● **DATA EXTRACT**:
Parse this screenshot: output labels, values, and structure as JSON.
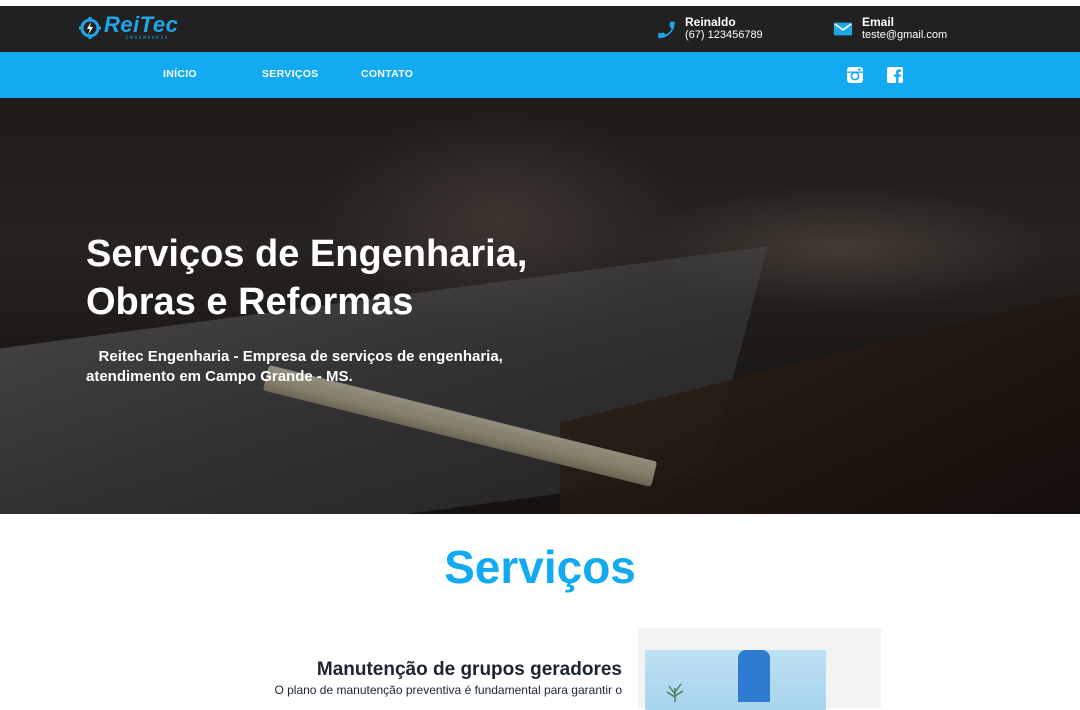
{
  "brand": {
    "name": "ReiTec",
    "subtitle": "ENGENHARIA",
    "color": "#1ea7e8"
  },
  "contacts": [
    {
      "icon": "phone-icon",
      "label": "Reinaldo",
      "value": "(67) 123456789"
    },
    {
      "icon": "mail-icon",
      "label": "Email",
      "value": "teste@gmail.com"
    }
  ],
  "nav": {
    "items": [
      {
        "label": "INÍCIO"
      },
      {
        "label": "SERVIÇOS"
      },
      {
        "label": "CONTATO"
      }
    ],
    "social": [
      "instagram-icon",
      "facebook-icon"
    ]
  },
  "hero": {
    "title_line1": "Serviços de Engenharia,",
    "title_line2": "Obras e Reformas",
    "subtitle_line1": "Reitec Engenharia - Empresa de serviços de engenharia,",
    "subtitle_line2": "atendimento em Campo Grande - MS."
  },
  "services": {
    "title": "Serviços",
    "items": [
      {
        "title": "Manutenção de grupos geradores",
        "description": "O plano de manutenção preventiva é fundamental para garantir o"
      }
    ]
  },
  "colors": {
    "topbar": "#212121",
    "navbar": "#12aaf0",
    "accent": "#12aaf0"
  }
}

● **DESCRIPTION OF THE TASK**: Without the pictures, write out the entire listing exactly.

● **RESPONSE AREA**:
Parse this screenshot: output labels, values, and structure as JSON.
{
  "brand": {
    "name": "ReiTec",
    "subtitle": "ENGENHARIA",
    "color": "#1ea7e8"
  },
  "contacts": [
    {
      "icon": "phone-icon",
      "label": "Reinaldo",
      "value": "(67) 123456789"
    },
    {
      "icon": "mail-icon",
      "label": "Email",
      "value": "teste@gmail.com"
    }
  ],
  "nav": {
    "items": [
      {
        "label": "INÍCIO"
      },
      {
        "label": "SERVIÇOS"
      },
      {
        "label": "CONTATO"
      }
    ],
    "social": [
      "instagram-icon",
      "facebook-icon"
    ]
  },
  "hero": {
    "title_line1": "Serviços de Engenharia,",
    "title_line2": "Obras e Reformas",
    "subtitle_line1": "Reitec Engenharia - Empresa de serviços de engenharia,",
    "subtitle_line2": "atendimento em Campo Grande - MS."
  },
  "services": {
    "title": "Serviços",
    "items": [
      {
        "title": "Manutenção de grupos geradores",
        "description": "O plano de manutenção preventiva é fundamental para garantir o"
      }
    ]
  },
  "colors": {
    "topbar": "#212121",
    "navbar": "#12aaf0",
    "accent": "#12aaf0"
  }
}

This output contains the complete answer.